▶ The problem: Where a line below holds the string "selection", count it; then give the total without any other words.

--- The records ---

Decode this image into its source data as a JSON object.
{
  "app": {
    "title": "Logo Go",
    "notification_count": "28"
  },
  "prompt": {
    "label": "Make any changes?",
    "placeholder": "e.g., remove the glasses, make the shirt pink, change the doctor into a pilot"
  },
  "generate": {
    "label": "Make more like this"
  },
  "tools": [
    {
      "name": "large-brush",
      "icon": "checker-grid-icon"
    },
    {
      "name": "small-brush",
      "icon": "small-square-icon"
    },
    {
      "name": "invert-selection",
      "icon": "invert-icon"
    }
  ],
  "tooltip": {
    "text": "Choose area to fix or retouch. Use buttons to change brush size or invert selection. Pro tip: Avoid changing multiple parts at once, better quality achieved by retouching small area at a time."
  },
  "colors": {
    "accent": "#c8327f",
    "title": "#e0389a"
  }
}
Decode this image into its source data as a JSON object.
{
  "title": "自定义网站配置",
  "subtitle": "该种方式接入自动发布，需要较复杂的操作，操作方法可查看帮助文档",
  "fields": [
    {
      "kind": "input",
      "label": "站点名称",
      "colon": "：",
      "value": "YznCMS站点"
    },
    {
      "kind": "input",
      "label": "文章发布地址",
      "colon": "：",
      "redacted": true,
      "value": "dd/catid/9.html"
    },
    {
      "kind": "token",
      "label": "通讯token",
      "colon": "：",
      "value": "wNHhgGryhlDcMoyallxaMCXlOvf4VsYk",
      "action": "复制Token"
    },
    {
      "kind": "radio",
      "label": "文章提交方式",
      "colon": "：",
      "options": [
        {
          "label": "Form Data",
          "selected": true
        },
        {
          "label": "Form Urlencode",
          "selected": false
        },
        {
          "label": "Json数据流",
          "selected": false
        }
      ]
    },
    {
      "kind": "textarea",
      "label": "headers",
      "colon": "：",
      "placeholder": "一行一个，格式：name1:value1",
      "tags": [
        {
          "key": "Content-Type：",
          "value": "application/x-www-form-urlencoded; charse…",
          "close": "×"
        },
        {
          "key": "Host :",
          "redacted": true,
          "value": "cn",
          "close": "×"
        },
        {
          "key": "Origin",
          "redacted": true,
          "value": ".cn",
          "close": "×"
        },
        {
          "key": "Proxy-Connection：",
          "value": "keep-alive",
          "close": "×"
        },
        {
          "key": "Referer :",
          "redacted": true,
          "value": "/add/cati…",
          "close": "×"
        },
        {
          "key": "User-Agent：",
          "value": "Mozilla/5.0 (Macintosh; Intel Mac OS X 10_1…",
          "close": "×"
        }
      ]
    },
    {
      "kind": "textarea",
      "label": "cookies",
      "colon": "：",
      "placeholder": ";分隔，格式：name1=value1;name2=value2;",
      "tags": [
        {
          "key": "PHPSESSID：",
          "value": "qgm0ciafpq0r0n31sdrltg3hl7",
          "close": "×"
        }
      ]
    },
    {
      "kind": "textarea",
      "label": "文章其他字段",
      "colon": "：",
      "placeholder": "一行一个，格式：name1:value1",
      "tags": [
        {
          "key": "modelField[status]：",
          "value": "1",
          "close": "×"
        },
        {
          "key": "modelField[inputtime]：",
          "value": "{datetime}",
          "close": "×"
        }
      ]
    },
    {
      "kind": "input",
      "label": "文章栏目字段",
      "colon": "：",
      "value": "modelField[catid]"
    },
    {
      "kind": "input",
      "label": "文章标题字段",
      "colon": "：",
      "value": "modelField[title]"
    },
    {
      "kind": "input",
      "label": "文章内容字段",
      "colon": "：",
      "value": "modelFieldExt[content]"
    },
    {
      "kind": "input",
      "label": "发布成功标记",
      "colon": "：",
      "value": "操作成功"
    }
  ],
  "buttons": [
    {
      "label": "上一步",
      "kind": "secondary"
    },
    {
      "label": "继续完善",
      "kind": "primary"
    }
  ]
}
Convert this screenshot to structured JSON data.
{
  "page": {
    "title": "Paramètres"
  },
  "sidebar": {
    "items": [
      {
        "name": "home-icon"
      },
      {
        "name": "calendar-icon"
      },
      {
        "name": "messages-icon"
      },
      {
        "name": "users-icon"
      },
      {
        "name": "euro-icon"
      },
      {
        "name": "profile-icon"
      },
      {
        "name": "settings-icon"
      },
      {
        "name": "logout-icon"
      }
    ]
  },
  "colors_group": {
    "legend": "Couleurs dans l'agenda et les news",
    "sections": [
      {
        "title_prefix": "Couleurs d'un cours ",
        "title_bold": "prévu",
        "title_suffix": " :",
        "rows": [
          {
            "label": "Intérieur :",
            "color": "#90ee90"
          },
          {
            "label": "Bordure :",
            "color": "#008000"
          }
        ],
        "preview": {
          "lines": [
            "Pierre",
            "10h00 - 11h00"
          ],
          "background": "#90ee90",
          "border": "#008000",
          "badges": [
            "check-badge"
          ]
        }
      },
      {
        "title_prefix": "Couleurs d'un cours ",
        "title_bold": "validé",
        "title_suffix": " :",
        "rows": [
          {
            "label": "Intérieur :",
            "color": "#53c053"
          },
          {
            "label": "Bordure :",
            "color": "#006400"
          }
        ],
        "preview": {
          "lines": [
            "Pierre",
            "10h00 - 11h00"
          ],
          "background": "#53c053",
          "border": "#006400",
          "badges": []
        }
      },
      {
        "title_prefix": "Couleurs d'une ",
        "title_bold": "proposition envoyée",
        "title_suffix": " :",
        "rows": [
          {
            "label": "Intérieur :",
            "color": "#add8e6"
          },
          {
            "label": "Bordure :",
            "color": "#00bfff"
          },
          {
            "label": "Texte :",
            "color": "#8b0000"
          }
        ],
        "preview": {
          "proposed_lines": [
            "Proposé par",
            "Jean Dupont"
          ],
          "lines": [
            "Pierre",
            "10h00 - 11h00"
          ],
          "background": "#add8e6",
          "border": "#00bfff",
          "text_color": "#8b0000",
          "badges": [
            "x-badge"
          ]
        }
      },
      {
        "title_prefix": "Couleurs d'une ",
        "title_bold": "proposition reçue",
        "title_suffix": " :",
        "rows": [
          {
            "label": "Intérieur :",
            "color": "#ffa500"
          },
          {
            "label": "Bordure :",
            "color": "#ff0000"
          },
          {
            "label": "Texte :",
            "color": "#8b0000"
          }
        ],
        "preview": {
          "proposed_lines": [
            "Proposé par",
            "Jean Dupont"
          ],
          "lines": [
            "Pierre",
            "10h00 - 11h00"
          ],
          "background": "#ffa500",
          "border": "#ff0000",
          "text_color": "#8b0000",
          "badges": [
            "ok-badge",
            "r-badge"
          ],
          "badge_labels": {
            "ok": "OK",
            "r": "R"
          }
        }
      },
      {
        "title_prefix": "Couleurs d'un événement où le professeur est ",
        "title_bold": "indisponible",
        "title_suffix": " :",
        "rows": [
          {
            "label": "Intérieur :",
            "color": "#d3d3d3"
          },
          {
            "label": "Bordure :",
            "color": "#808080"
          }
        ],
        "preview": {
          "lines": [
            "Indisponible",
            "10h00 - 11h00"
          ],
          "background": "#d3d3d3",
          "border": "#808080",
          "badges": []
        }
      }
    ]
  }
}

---

▶ Reply to the task: 2